Republican presidential hopeful Rick Perry gave a surprisingly candid speech on race Thursday in what was touted as an economic blueprint but was framed as an outreach to the African-American community.
Speaking to a crowded ballroom at a National Press Club luncheon, the former Texas governor opened his remarks with a particularly graphic retelling of the torture and burning death of a young mentally disabled black man found guilty of rape and murder in Texas nearly 100 years ago.
“Even today, we Texans struggle to talk about what happened to Jesse Washington. We don’t want to believe that our great state could ever have been the scene of such unimaginable horror,” said Perry.
“But it is an episode in our history that we cannot ignore,” he said. “It is an episode we have an obligation to transcend.”
Perry said that he was proud to live in a country with an African-American president, but that Democrats had sold blacks short in terms of economic opportunity.
But when we gave up on trying to win the support of African-Americans, we lost our moral legitimacy as the party of Lincoln.
Former Texas Gov. Rick Perry
“I am here to tell you that it is Republicans, not Democrats, who are truly offering black Americans the hope of a better life for themselves and their children,” said Perry.

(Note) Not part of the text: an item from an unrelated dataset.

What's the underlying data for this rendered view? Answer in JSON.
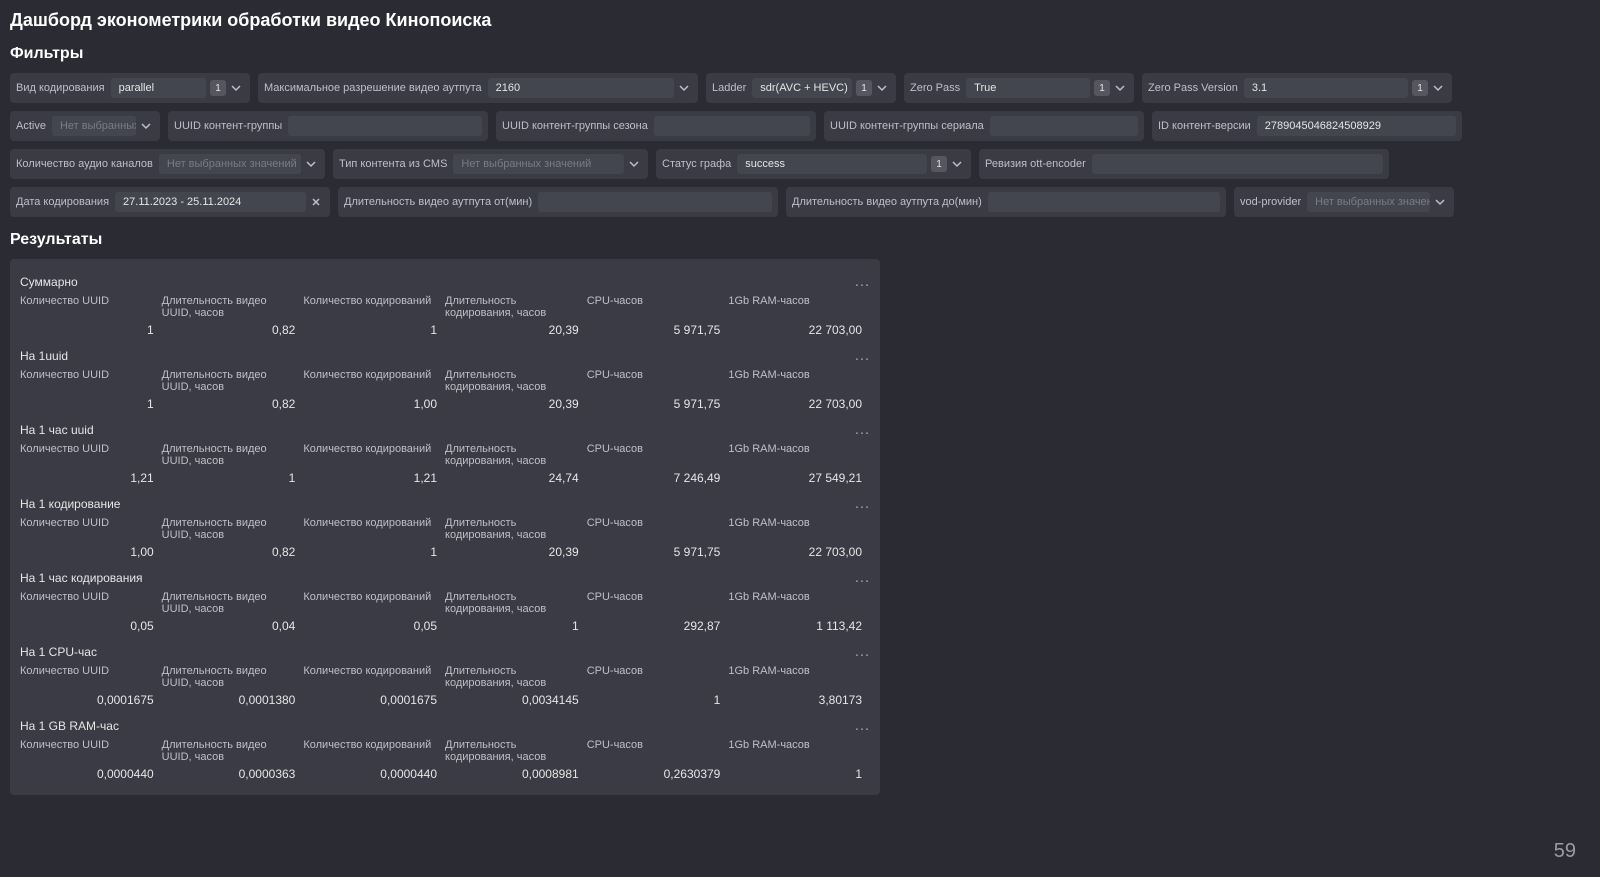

More African-Americans moved to Texas between 2005 and 2007 than any other state except Georgia, he said, and that was because of economic opportunity, education and a higher standard of living.

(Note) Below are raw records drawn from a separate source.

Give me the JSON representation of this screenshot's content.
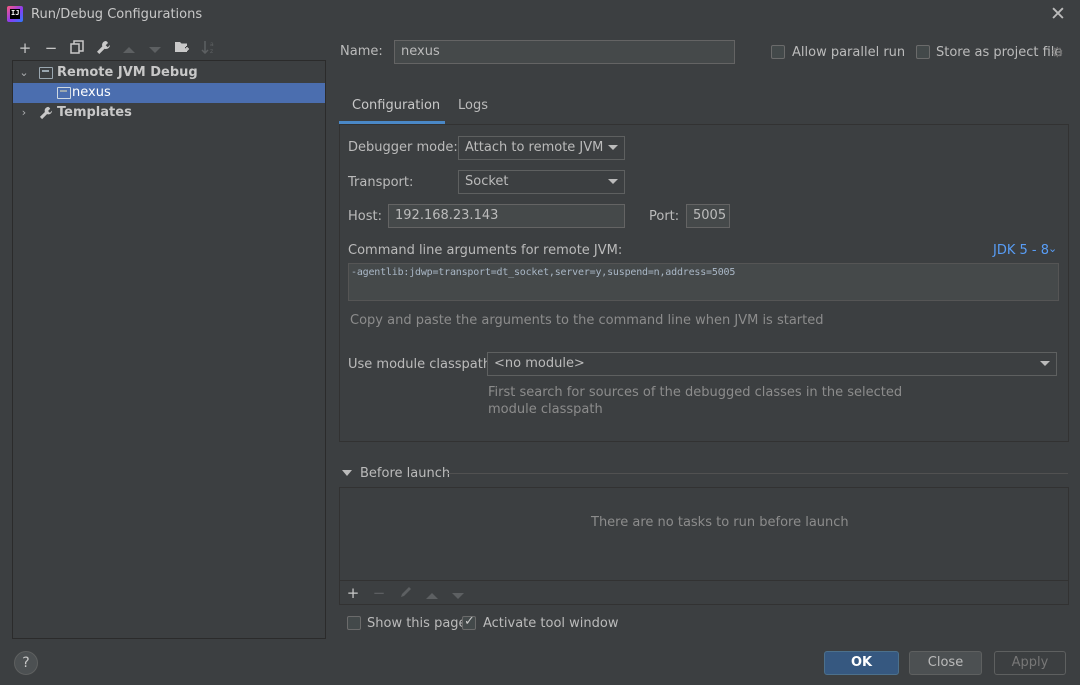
{
  "window": {
    "title": "Run/Debug Configurations",
    "app_icon_text": "IJ"
  },
  "tree": {
    "group_label": "Remote JVM Debug",
    "selected_item": "nexus",
    "templates_label": "Templates"
  },
  "form": {
    "name_label": "Name:",
    "name_value": "nexus",
    "allow_parallel_label": "Allow parallel run",
    "store_project_label": "Store as project file"
  },
  "tabs": {
    "configuration": "Configuration",
    "logs": "Logs"
  },
  "config": {
    "debugger_mode_label": "Debugger mode:",
    "debugger_mode_value": "Attach to remote JVM",
    "transport_label": "Transport:",
    "transport_value": "Socket",
    "host_label": "Host:",
    "host_value": "192.168.23.143",
    "port_label": "Port:",
    "port_value": "5005",
    "cmd_label": "Command line arguments for remote JVM:",
    "jdk_link": "JDK 5 - 8",
    "cmd_value": "-agentlib:jdwp=transport=dt_socket,server=y,suspend=n,address=5005",
    "cmd_hint": "Copy and paste the arguments to the command line when JVM is started",
    "module_label": "Use module classpath:",
    "module_value": "<no module>",
    "module_hint_1": "First search for sources of the debugged classes in the selected",
    "module_hint_2": "module classpath"
  },
  "before_launch": {
    "title": "Before launch",
    "empty_text": "There are no tasks to run before launch"
  },
  "options": {
    "show_page_label": "Show this page",
    "show_page_checked": false,
    "activate_tool_label": "Activate tool window",
    "activate_tool_checked": true
  },
  "buttons": {
    "ok": "OK",
    "close": "Close",
    "apply": "Apply",
    "help": "?"
  },
  "colors": {
    "accent": "#4a88c7",
    "ok_button": "#365880",
    "selection": "#4b6eaf",
    "link": "#589df6",
    "background": "#3c3f41"
  },
  "icons": {
    "left_toolbar": [
      "plus-icon",
      "minus-icon",
      "copy-icon",
      "wrench-icon",
      "move-up-icon",
      "move-down-icon",
      "new-folder-icon",
      "sort-icon"
    ],
    "before_toolbar": [
      "plus-icon",
      "minus-icon",
      "pencil-icon",
      "move-up-icon",
      "move-down-icon"
    ]
  }
}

“We haven’t eliminated black poverty in Texas,” Perry said. “But we have made meaningful progress.”
Still, Perry did not call for the removal of the battle flag of the Confederacy on the capitol grounds in South Carolina – a symbol of slavery to many – in the wake of the shootings at a Charleston church that left nine African-Americans dead. He said it should be left to the state to decide.
Similarly, on gay rights, Perry said he sided with the four Supreme Court justices who said “the issue needed to stay with the states” in their dissent in a landmark case last week that legalized same-sex marriage in all 50 states.
And he took issue with New York billionaire and fellow GOP presidential candidate Donald Trump’s controversial characterizations of Mexican immigrants as rapists and criminals.
“I don’t think Donald Trump’s remarks reflect the Republican Party,” he said.
As for his own chances in a crowded Republican presidential field, Perry said his record as governor for 14 years and a former captain in the U.S. Air Force – the only GOP candidate who served active duty in the military – set him apart from the 13 others who so far have announced. Two more are expected to enter the field this month.
“I am a unique candidate,” Perry said.
CORRECTION: This version corrects an earlier version which reported in the first paragraph that Perry gave the speech on Friday.
Maria Recio: 202-383-6105 @maria_e_recio